Your goal: Number of lines below with the word "true": give it and nothing more.

^^^^

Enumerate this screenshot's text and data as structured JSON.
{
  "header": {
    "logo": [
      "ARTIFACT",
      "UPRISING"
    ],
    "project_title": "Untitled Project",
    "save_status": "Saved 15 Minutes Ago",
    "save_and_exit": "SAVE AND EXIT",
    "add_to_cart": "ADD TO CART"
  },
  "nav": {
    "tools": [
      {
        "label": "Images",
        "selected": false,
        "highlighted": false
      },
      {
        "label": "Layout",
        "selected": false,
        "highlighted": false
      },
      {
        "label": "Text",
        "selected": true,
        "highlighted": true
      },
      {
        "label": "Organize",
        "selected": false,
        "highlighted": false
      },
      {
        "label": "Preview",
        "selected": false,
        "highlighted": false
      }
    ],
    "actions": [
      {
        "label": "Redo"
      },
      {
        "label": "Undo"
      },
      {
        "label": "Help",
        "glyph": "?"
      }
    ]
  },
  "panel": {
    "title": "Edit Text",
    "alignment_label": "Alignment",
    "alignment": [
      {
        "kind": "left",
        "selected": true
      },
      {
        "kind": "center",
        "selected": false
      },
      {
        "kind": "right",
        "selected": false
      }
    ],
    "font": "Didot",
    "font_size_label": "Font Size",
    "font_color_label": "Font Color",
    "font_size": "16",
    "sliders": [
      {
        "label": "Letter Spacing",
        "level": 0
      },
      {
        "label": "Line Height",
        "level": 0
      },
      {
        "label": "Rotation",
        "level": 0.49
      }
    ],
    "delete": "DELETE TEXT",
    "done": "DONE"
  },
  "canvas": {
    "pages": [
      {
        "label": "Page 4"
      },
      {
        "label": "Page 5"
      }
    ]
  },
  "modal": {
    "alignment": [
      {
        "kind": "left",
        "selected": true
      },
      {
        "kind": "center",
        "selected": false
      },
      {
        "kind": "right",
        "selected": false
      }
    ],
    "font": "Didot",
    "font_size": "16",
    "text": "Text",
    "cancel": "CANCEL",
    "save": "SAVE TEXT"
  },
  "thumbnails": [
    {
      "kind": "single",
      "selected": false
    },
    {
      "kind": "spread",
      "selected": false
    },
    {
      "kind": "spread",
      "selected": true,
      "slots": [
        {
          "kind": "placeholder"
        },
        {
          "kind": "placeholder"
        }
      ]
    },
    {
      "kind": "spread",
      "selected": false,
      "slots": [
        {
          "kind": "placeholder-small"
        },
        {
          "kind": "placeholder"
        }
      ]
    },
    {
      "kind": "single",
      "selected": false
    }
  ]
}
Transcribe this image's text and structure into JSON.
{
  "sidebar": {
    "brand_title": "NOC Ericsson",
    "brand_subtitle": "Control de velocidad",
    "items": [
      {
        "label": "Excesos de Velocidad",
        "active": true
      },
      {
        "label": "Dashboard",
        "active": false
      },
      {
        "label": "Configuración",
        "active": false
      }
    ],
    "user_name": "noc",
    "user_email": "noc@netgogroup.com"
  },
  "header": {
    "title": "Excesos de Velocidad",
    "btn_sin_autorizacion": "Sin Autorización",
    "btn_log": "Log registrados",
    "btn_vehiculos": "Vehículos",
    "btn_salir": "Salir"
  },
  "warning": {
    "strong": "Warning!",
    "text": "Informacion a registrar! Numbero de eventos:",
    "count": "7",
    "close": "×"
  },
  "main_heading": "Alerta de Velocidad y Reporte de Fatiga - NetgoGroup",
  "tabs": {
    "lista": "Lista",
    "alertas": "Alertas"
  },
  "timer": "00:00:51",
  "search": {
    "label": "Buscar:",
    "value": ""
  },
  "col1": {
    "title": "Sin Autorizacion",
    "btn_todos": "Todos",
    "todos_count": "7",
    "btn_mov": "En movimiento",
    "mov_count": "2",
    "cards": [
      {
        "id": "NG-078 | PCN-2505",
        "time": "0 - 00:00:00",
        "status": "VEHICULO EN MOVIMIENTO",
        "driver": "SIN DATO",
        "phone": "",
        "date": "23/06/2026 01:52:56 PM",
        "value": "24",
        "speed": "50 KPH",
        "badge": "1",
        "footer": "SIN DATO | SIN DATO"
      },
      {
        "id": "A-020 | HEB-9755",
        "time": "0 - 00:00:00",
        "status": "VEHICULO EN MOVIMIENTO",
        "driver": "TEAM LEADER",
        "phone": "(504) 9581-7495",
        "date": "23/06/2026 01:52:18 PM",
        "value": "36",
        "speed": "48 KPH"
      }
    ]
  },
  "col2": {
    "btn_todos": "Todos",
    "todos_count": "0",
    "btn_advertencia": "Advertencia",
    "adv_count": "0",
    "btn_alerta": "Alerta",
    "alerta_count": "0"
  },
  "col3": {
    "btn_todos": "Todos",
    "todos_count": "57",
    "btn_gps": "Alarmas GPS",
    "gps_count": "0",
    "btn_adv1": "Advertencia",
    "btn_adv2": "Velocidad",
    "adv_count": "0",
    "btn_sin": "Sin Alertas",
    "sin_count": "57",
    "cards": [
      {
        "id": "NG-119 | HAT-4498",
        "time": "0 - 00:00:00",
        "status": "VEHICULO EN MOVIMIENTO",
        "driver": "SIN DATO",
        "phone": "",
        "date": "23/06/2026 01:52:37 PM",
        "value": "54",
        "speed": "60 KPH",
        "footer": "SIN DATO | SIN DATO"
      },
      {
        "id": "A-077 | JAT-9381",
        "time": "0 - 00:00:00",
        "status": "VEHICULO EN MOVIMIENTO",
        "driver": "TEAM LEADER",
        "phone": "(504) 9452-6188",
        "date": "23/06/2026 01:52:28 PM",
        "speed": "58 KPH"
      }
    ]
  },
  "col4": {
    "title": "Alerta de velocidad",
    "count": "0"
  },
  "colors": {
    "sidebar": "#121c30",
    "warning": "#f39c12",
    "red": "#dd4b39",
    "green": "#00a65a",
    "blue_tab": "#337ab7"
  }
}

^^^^

Exercise output: 6